Your answer should consist of each line below that contains the string "importo".

> _RECORDS FOR THIS TASK_

_____

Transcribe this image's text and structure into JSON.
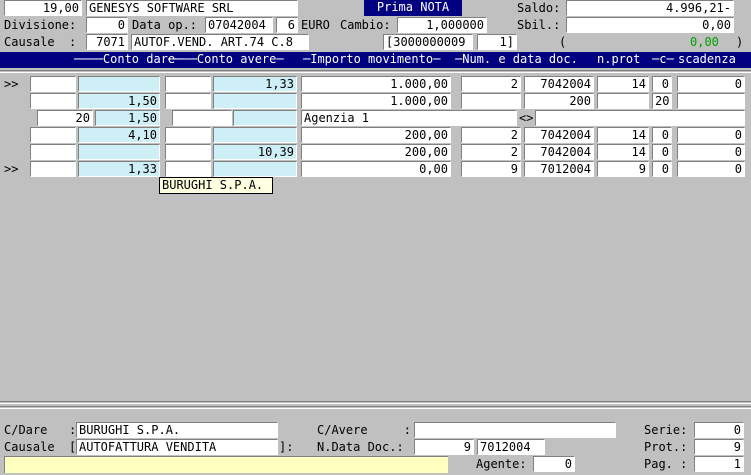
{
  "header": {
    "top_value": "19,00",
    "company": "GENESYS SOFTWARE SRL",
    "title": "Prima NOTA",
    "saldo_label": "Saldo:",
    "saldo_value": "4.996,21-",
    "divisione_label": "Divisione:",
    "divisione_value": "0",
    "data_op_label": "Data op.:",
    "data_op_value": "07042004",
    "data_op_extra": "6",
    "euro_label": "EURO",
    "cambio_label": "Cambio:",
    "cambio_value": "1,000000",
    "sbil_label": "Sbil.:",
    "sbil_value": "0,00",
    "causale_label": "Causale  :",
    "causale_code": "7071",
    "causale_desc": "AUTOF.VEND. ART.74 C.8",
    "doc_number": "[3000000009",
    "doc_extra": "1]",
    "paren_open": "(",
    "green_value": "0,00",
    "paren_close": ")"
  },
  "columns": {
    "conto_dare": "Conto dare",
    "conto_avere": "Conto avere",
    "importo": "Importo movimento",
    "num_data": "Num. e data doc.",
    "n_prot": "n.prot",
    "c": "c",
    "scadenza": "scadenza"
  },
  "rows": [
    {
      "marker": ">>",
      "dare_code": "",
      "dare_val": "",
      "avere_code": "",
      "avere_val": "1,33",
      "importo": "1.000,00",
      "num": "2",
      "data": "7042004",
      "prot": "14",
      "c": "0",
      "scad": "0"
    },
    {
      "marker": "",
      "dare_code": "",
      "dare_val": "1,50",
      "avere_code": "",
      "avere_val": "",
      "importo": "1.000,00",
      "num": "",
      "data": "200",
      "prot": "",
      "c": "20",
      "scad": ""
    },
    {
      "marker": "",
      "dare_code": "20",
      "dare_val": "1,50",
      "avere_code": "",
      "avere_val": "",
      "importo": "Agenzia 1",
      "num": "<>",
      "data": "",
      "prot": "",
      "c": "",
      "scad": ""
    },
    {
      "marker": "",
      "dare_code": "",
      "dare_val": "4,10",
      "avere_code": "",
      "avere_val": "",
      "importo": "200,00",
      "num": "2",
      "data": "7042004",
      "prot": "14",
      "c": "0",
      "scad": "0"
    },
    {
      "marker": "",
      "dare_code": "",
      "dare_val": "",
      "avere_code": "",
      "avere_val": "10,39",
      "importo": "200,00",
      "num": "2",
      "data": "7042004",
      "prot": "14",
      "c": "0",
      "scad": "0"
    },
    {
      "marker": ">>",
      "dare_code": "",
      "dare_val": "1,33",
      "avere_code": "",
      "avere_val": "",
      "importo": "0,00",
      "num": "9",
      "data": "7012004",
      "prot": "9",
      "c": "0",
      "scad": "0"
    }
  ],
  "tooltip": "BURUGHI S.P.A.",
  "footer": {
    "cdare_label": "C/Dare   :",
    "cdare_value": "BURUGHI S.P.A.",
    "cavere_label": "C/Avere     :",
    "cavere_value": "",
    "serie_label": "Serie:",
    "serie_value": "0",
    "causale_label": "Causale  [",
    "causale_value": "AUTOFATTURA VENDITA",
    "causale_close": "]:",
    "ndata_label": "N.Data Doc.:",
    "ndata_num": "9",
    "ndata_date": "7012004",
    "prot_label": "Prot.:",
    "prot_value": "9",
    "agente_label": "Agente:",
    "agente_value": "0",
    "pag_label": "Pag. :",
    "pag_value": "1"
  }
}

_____

> _REPLY TO THE EXERCISE_
    "importo": "Importo movimento",
      "importo": "1.000,00",
      "importo": "1.000,00",
      "importo": "Agenzia 1",
      "importo": "200,00",
      "importo": "200,00",
      "importo": "0,00",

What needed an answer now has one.